**TASK DIRECTIONS:** Within the data below, copy each line where the string "Search" is found.

____

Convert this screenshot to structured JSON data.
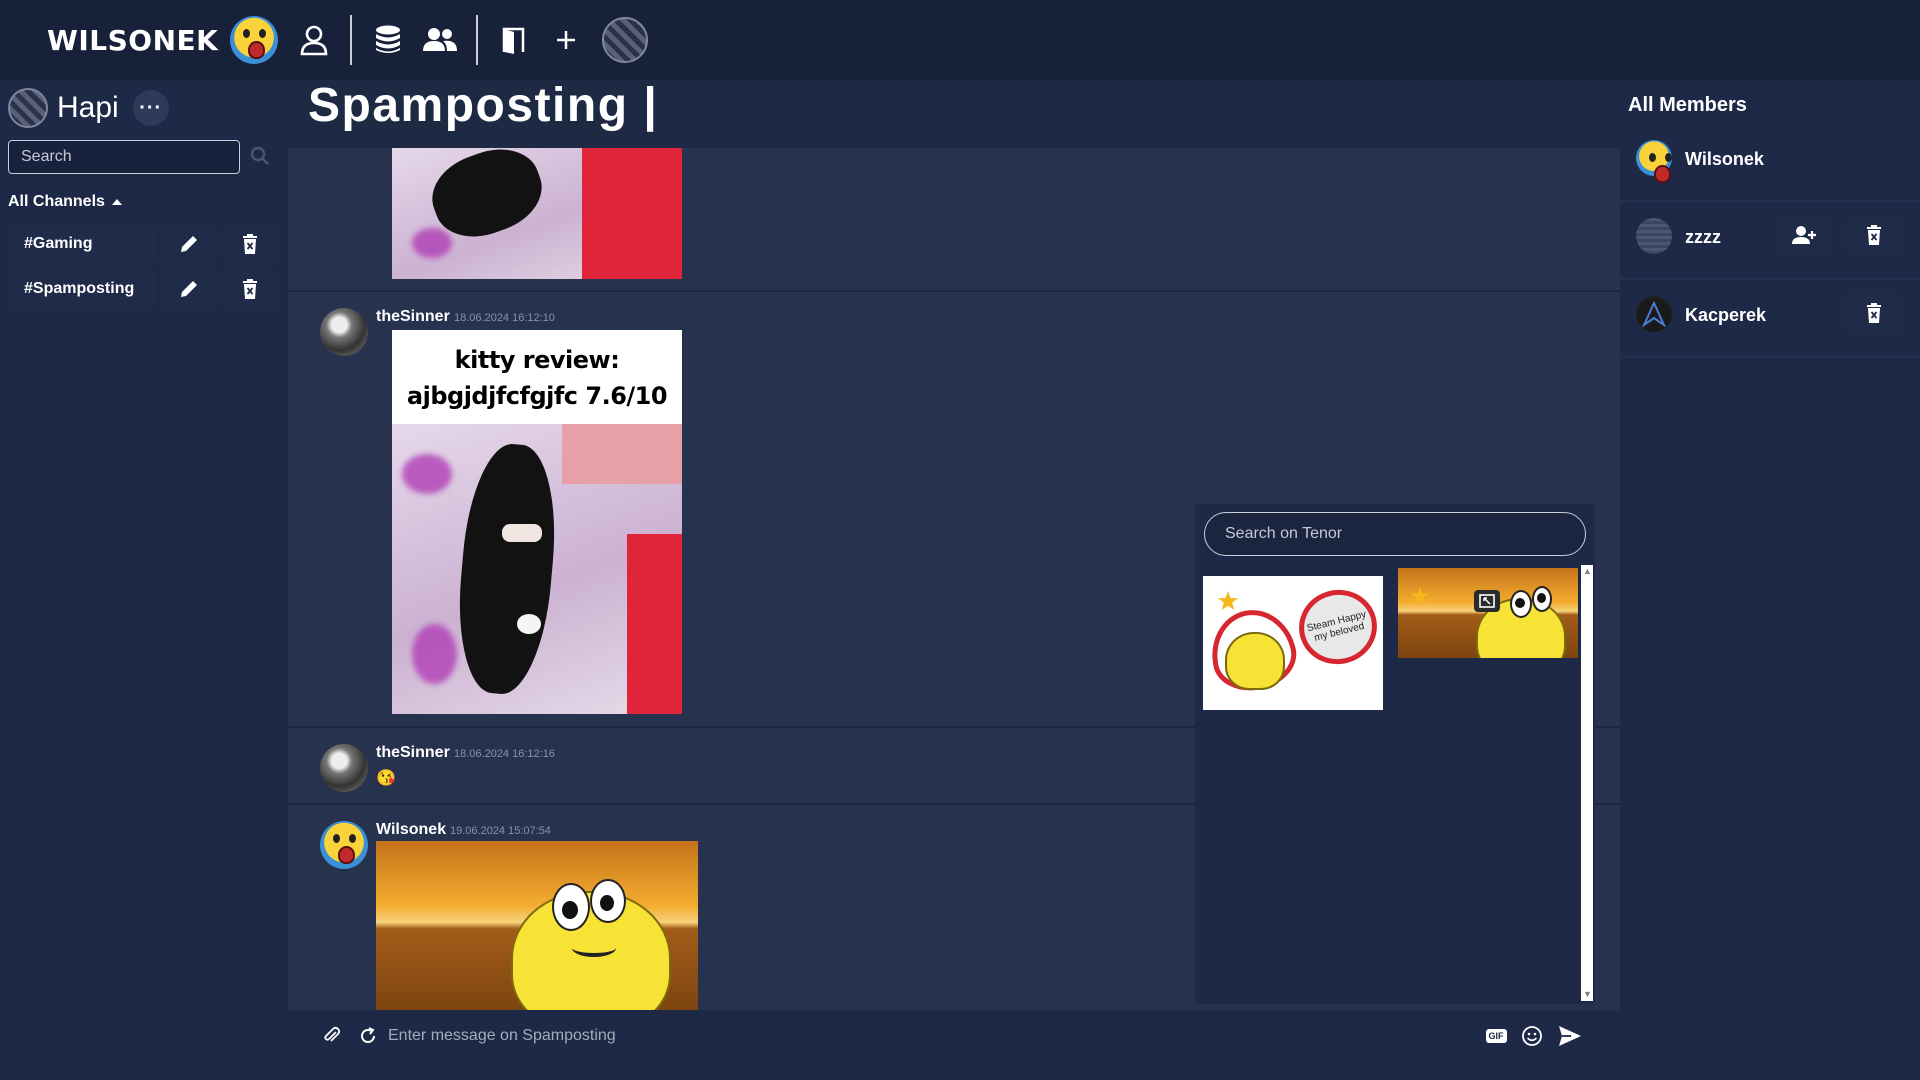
{
  "topbar": {
    "brand": "WILSONEK",
    "icons": [
      "user-icon",
      "database-icon",
      "users-icon",
      "door-icon",
      "plus-icon",
      "server-cube-icon"
    ]
  },
  "sidebar": {
    "server_name": "Hapi",
    "more_label": "···",
    "search_placeholder": "Search",
    "all_channels_label": "All Channels",
    "channels": [
      {
        "label": "#Gaming"
      },
      {
        "label": "#Spamposting"
      }
    ]
  },
  "header": {
    "title": "Spamposting |"
  },
  "messages": [
    {
      "author": "theSinner",
      "time": "18.06.2024 16:12:10",
      "image_caption": "kitty review:\najbgjdjfcfgjfc 7.6/10"
    },
    {
      "author": "theSinner",
      "time": "18.06.2024 16:12:16",
      "content": "😘"
    },
    {
      "author": "Wilsonek",
      "time": "19.06.2024 15:07:54"
    }
  ],
  "gif_picker": {
    "search_placeholder": "Search on Tenor",
    "tile1_text": "Steam Happy my beloved"
  },
  "composer": {
    "placeholder": "Enter message on Spamposting",
    "gif_label": "GIF"
  },
  "members": {
    "title": "All Members",
    "list": [
      {
        "name": "Wilsonek"
      },
      {
        "name": "zzzz"
      },
      {
        "name": "Kacperek"
      }
    ]
  },
  "colors": {
    "background": "#1e2a44",
    "topbar": "#17213a",
    "panel": "#1d2947",
    "chat": "#27324e",
    "accent_yellow": "#f8d33a"
  }
}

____

**ANSWER SECTION:**
    "search_placeholder": "Search",
    "search_placeholder": "Search on Tenor",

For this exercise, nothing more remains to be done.